Use a wire tie to fasten the timing chain to the camshaft gear. Remove the fuel pump eccentric, distributor drive and disengage the camshaft gear from the camshaft, but leave it tied to the chain.
Remove the small bolt now; the one that’s front and center that retains the head to the front engine cover, so it isn’t forgotten later. This bolt is usually in a little pool of oil, so it may not be readily visible. Loosen the headbolts, which also retain the rocker assembly, using a sequence that won’t put undue strain on the shafts. You may need to pry lightly to loosen the rocker stands from the alignment pins. You may not be able to get the left rear headbolt out at this time (see Photo 1), so the rocker assembly may need to be removed along with the head. With the manifolds disconnected, the head is not very heavy, but can be a reach on 4WD trucks, so you may need a second pair of hands for safety.
Use care when lifting the head off of the chain and plastic chain guides so they won’t need to be replaced. If the left (driver’s side) chain guide is missing, you’ll need to do more inspection (more details to follow).
Clean the head, check for warpage and inspect the head gasket for obvious failure. Once the point of failure is located, inspect the head-sealing surface for evidence of erosion damage (see Photo 2). Though a small amount of port erosion is acceptable, there must be enough sealing surface remaining to seal both compression and cooling system pressure. Also look into the head passages for erosion that may seriously weaken the internal integrity of the head. If there is any question about the head’s integrity, have it pressure-tested to prevent a comeback.
Because head gasket failures can come at any mileage, you’ll need to decide whether more extensive repairs are needed. Visually inspecting the cylinder bores and condition of timing components should give you an idea of the relative condition of the rest of the motor. You will need to decide if valve stem seals are needed and whether the valves and seats will survive, although valve problems are not typical on these engines.
We recommend replacing the head bolts on these engines whenever the head is removed. The head bolts are long, tend to stretch and can be quite brittle when overheated. On some models, the EGR passages also expose the bolts to exhaust heat. Clean the head bolt threads in the block and blow out any debris in the holes. Be sure you clean any residue of the old head gasket from the block. Put sealer at the joint between the block and the top of the front cover before installing the new head gasket.
Reassembly is just the opposite of disassembly, again using care not to break the timing chain guide when setting the head into place. Consult a workshop manual for the torque specs and sequence. Replace the thermostat, noting that some of these engines have a raised casting in the thermostat recess that requires an offset thermostat. Incorrect installation will cause the stat to fail immediately.

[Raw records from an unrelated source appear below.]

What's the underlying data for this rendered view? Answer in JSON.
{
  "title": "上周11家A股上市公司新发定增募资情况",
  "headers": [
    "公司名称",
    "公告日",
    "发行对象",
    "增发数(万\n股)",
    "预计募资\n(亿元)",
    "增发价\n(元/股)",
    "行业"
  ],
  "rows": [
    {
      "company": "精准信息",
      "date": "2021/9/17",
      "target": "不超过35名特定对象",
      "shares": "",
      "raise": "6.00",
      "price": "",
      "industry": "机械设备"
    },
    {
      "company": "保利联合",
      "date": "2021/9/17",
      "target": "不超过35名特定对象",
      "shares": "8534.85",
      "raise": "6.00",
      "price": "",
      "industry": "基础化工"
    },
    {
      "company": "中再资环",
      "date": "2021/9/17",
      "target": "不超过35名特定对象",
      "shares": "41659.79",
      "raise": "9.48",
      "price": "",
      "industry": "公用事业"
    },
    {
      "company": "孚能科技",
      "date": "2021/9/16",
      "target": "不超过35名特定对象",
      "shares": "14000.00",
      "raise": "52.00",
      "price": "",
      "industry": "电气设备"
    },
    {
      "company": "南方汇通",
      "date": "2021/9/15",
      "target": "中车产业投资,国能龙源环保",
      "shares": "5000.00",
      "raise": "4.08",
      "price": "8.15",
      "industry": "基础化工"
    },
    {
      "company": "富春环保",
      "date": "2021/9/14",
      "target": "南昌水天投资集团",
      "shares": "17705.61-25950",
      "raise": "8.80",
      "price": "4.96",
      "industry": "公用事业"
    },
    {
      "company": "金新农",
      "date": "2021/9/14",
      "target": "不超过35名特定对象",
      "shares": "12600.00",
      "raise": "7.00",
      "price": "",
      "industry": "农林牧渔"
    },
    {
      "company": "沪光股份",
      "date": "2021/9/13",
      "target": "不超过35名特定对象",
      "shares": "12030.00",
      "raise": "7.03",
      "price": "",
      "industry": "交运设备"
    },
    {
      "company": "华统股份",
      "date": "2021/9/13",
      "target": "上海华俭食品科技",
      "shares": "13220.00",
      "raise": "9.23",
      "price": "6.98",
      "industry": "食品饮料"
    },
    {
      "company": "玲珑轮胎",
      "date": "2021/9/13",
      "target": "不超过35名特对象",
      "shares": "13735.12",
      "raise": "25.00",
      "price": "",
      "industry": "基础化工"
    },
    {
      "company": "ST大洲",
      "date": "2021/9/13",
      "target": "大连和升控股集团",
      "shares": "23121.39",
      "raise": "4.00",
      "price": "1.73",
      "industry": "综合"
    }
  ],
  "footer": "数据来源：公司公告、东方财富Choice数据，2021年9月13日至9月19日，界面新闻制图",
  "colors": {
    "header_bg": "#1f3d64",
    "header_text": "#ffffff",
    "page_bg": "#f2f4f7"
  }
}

After assembly is complete, and before starting the engine, pressure test or use a vacuum fill system to confirm that there are no coolant leaks that would cause another failure. Let the engine idle to full operating temperature before taking a test drive.
Note: In November, we’ll take a look at some timing chain issues and oil sludge issues for the 22R 4-cylinder engine.